Norman Solomon is co-founder of RootsAction.org and founding director of the Institute for Public Accuracy. His books include “War Made Easy: How Presidents and Pundits Keep Spinning Us to Death.”
Edward Snowden’s disclosures, the New York Times reported on Sunday, “have renewed a longstanding concern: that young Internet aficionados whose skills the agencies need for counterterrorism and cyberdefense sometimes bring an anti-authority spirit that does not fit the security bureaucracy.
Agencies like the NSA and CIA -- and private contractors like Booz Allen -- can’t be sure that all employees will obey the rules without interference from their own idealism. This is a basic dilemma for the warfare/surveillance state, which must hire and retain a huge pool of young talent to service the digital innards of a growing Big Brother.
With private firms scrambling to recruit workers for top-secret government contracts, the current situation was foreshadowed by novelist John Hersey in his 1960 book The Child Buyer. When the vice president of a contractor named United Lymphomilloid, “in charge of materials procurement,” goes shopping for a very bright ten-year-old, he explains that “my duties have an extremely high national-defense rating.” And he adds: “When a commodity that you need falls in short supply, you have to get out and hustle. I buy brains.”

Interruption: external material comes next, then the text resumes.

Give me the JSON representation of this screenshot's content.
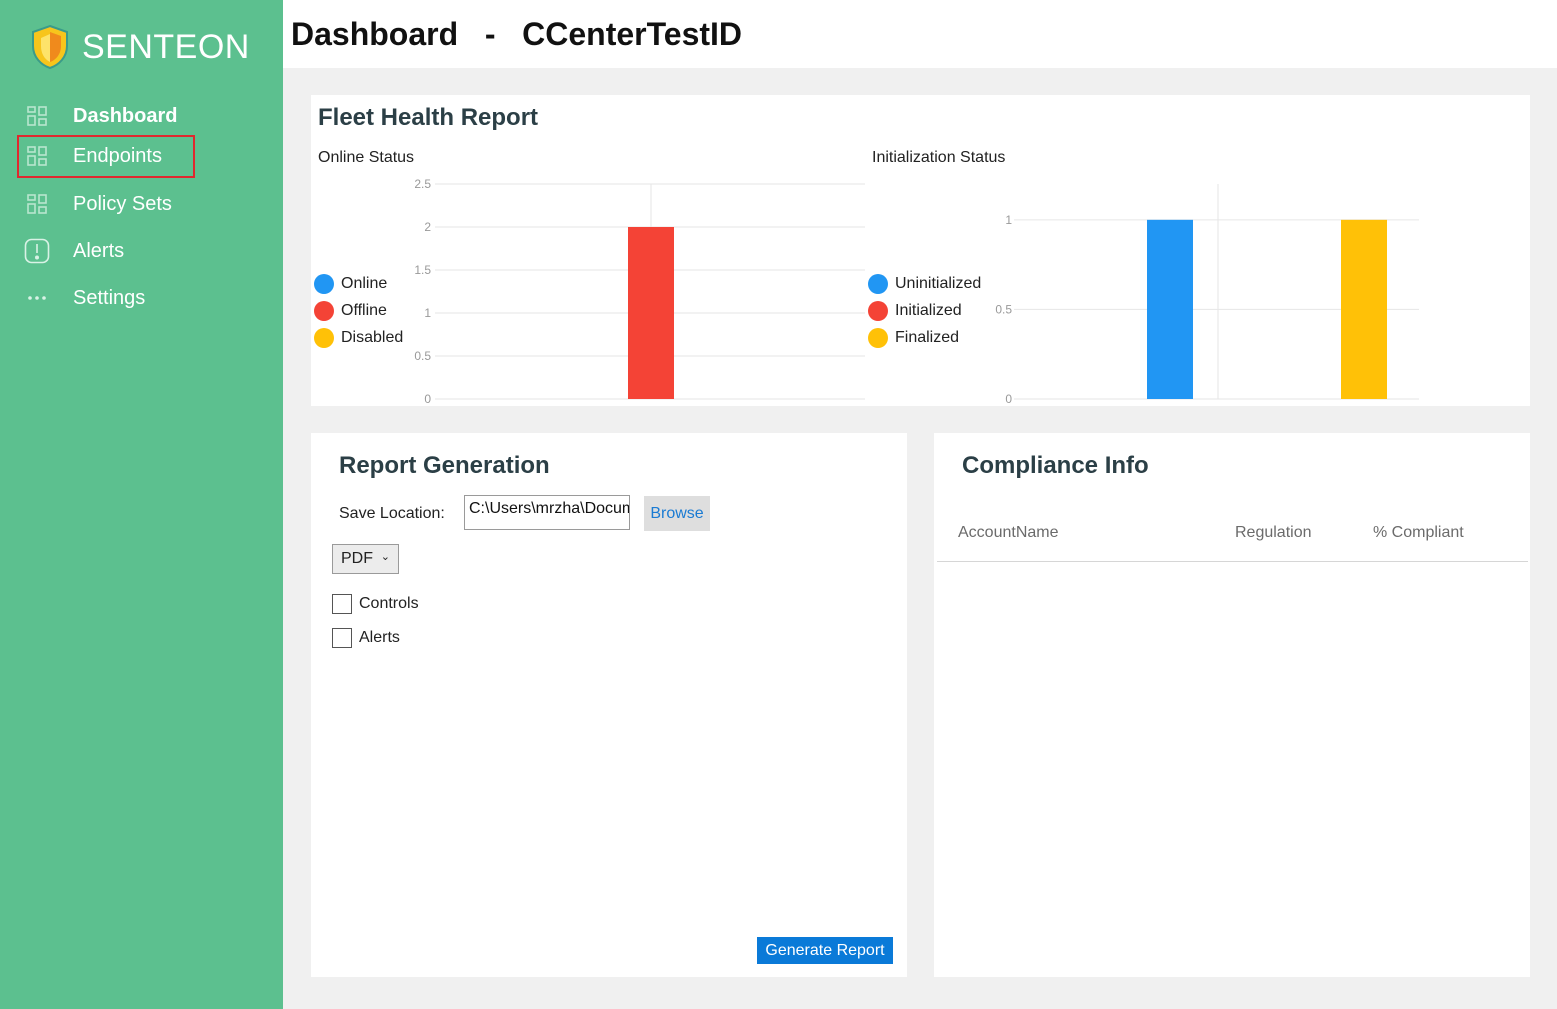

That’s what Booz Allen and similar outfits do. They buy brains. And obedience. Read more »